Data records —
......

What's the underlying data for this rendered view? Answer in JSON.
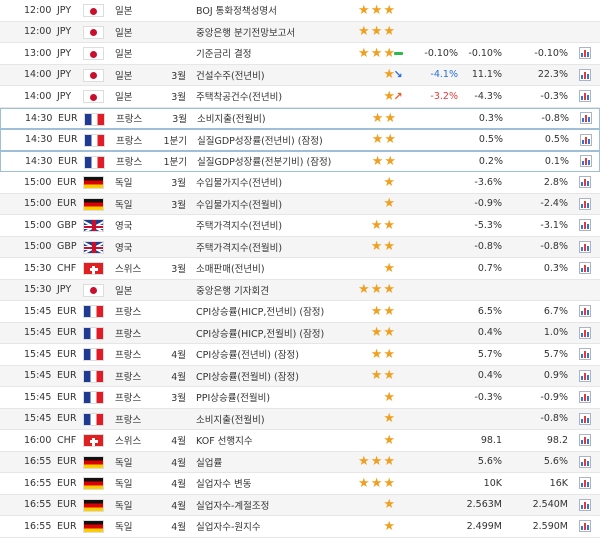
{
  "rows": [
    {
      "time": "12:00",
      "cur": "JPY",
      "flag": "jpy",
      "country": "일본",
      "period": "",
      "event": "BOJ 통화정책성명서",
      "stars": 3,
      "indicator": "",
      "actual": "",
      "actual_class": "",
      "forecast": "",
      "previous": "",
      "chart": false
    },
    {
      "time": "12:00",
      "cur": "JPY",
      "flag": "jpy",
      "country": "일본",
      "period": "",
      "event": "중앙은행 분기전망보고서",
      "stars": 3,
      "indicator": "",
      "actual": "",
      "actual_class": "",
      "forecast": "",
      "previous": "",
      "chart": false
    },
    {
      "time": "13:00",
      "cur": "JPY",
      "flag": "jpy",
      "country": "일본",
      "period": "",
      "event": "기준금리 결정",
      "stars": 3,
      "indicator": "flat",
      "actual": "-0.10%",
      "actual_class": "",
      "forecast": "-0.10%",
      "previous": "-0.10%",
      "chart": true
    },
    {
      "time": "14:00",
      "cur": "JPY",
      "flag": "jpy",
      "country": "일본",
      "period": "3월",
      "event": "건설수주(전년비)",
      "stars": 1,
      "indicator": "down",
      "actual": "-4.1%",
      "actual_class": "pos",
      "forecast": "11.1%",
      "previous": "22.3%",
      "chart": true
    },
    {
      "time": "14:00",
      "cur": "JPY",
      "flag": "jpy",
      "country": "일본",
      "period": "3월",
      "event": "주택착공건수(전년비)",
      "stars": 1,
      "indicator": "up",
      "actual": "-3.2%",
      "actual_class": "neg",
      "forecast": "-4.3%",
      "previous": "-0.3%",
      "chart": true
    },
    {
      "time": "14:30",
      "cur": "EUR",
      "flag": "eur",
      "country": "프랑스",
      "period": "3월",
      "event": "소비지출(전월비)",
      "stars": 2,
      "indicator": "",
      "actual": "",
      "actual_class": "",
      "forecast": "0.3%",
      "previous": "-0.8%",
      "chart": true,
      "hl": true
    },
    {
      "time": "14:30",
      "cur": "EUR",
      "flag": "eur",
      "country": "프랑스",
      "period": "1분기",
      "event": "실질GDP성장률(전년비) (잠정)",
      "stars": 2,
      "indicator": "",
      "actual": "",
      "actual_class": "",
      "forecast": "0.5%",
      "previous": "0.5%",
      "chart": true,
      "hl": true
    },
    {
      "time": "14:30",
      "cur": "EUR",
      "flag": "eur",
      "country": "프랑스",
      "period": "1분기",
      "event": "실질GDP성장률(전분기비) (잠정)",
      "stars": 2,
      "indicator": "",
      "actual": "",
      "actual_class": "",
      "forecast": "0.2%",
      "previous": "0.1%",
      "chart": true,
      "hl": true
    },
    {
      "time": "15:00",
      "cur": "EUR",
      "flag": "de",
      "country": "독일",
      "period": "3월",
      "event": "수입물가지수(전년비)",
      "stars": 1,
      "indicator": "",
      "actual": "",
      "actual_class": "",
      "forecast": "-3.6%",
      "previous": "2.8%",
      "chart": true
    },
    {
      "time": "15:00",
      "cur": "EUR",
      "flag": "de",
      "country": "독일",
      "period": "3월",
      "event": "수입물가지수(전월비)",
      "stars": 1,
      "indicator": "",
      "actual": "",
      "actual_class": "",
      "forecast": "-0.9%",
      "previous": "-2.4%",
      "chart": true
    },
    {
      "time": "15:00",
      "cur": "GBP",
      "flag": "gbp",
      "country": "영국",
      "period": "",
      "event": "주택가격지수(전년비)",
      "stars": 2,
      "indicator": "",
      "actual": "",
      "actual_class": "",
      "forecast": "-5.3%",
      "previous": "-3.1%",
      "chart": true
    },
    {
      "time": "15:00",
      "cur": "GBP",
      "flag": "gbp",
      "country": "영국",
      "period": "",
      "event": "주택가격지수(전월비)",
      "stars": 2,
      "indicator": "",
      "actual": "",
      "actual_class": "",
      "forecast": "-0.8%",
      "previous": "-0.8%",
      "chart": true
    },
    {
      "time": "15:30",
      "cur": "CHF",
      "flag": "chf",
      "country": "스위스",
      "period": "3월",
      "event": "소매판매(전년비)",
      "stars": 1,
      "indicator": "",
      "actual": "",
      "actual_class": "",
      "forecast": "0.7%",
      "previous": "0.3%",
      "chart": true
    },
    {
      "time": "15:30",
      "cur": "JPY",
      "flag": "jpy",
      "country": "일본",
      "period": "",
      "event": "중앙은행 기자회견",
      "stars": 3,
      "indicator": "",
      "actual": "",
      "actual_class": "",
      "forecast": "",
      "previous": "",
      "chart": false
    },
    {
      "time": "15:45",
      "cur": "EUR",
      "flag": "eur",
      "country": "프랑스",
      "period": "",
      "event": "CPI상승률(HICP,전년비) (잠정)",
      "stars": 2,
      "indicator": "",
      "actual": "",
      "actual_class": "",
      "forecast": "6.5%",
      "previous": "6.7%",
      "chart": true
    },
    {
      "time": "15:45",
      "cur": "EUR",
      "flag": "eur",
      "country": "프랑스",
      "period": "",
      "event": "CPI상승률(HICP,전월비) (잠정)",
      "stars": 2,
      "indicator": "",
      "actual": "",
      "actual_class": "",
      "forecast": "0.4%",
      "previous": "1.0%",
      "chart": true
    },
    {
      "time": "15:45",
      "cur": "EUR",
      "flag": "eur",
      "country": "프랑스",
      "period": "4월",
      "event": "CPI상승률(전년비) (잠정)",
      "stars": 2,
      "indicator": "",
      "actual": "",
      "actual_class": "",
      "forecast": "5.7%",
      "previous": "5.7%",
      "chart": true
    },
    {
      "time": "15:45",
      "cur": "EUR",
      "flag": "eur",
      "country": "프랑스",
      "period": "4월",
      "event": "CPI상승률(전월비) (잠정)",
      "stars": 2,
      "indicator": "",
      "actual": "",
      "actual_class": "",
      "forecast": "0.4%",
      "previous": "0.9%",
      "chart": true
    },
    {
      "time": "15:45",
      "cur": "EUR",
      "flag": "eur",
      "country": "프랑스",
      "period": "3월",
      "event": "PPI상승률(전월비)",
      "stars": 1,
      "indicator": "",
      "actual": "",
      "actual_class": "",
      "forecast": "-0.3%",
      "previous": "-0.9%",
      "chart": true
    },
    {
      "time": "15:45",
      "cur": "EUR",
      "flag": "eur",
      "country": "프랑스",
      "period": "",
      "event": "소비지출(전월비)",
      "stars": 1,
      "indicator": "",
      "actual": "",
      "actual_class": "",
      "forecast": "",
      "previous": "-0.8%",
      "chart": true
    },
    {
      "time": "16:00",
      "cur": "CHF",
      "flag": "chf",
      "country": "스위스",
      "period": "4월",
      "event": "KOF 선행지수",
      "stars": 1,
      "indicator": "",
      "actual": "",
      "actual_class": "",
      "forecast": "98.1",
      "previous": "98.2",
      "chart": true
    },
    {
      "time": "16:55",
      "cur": "EUR",
      "flag": "de",
      "country": "독일",
      "period": "4월",
      "event": "실업률",
      "stars": 3,
      "indicator": "",
      "actual": "",
      "actual_class": "",
      "forecast": "5.6%",
      "previous": "5.6%",
      "chart": true
    },
    {
      "time": "16:55",
      "cur": "EUR",
      "flag": "de",
      "country": "독일",
      "period": "4월",
      "event": "실업자수 변동",
      "stars": 3,
      "indicator": "",
      "actual": "",
      "actual_class": "",
      "forecast": "10K",
      "previous": "16K",
      "chart": true
    },
    {
      "time": "16:55",
      "cur": "EUR",
      "flag": "de",
      "country": "독일",
      "period": "4월",
      "event": "실업자수-계절조정",
      "stars": 1,
      "indicator": "",
      "actual": "",
      "actual_class": "",
      "forecast": "2.563M",
      "previous": "2.540M",
      "chart": true
    },
    {
      "time": "16:55",
      "cur": "EUR",
      "flag": "de",
      "country": "독일",
      "period": "4월",
      "event": "실업자수-원지수",
      "stars": 1,
      "indicator": "",
      "actual": "",
      "actual_class": "",
      "forecast": "2.499M",
      "previous": "2.590M",
      "chart": true
    }
  ]
}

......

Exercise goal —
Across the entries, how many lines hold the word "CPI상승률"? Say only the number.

Task output —
4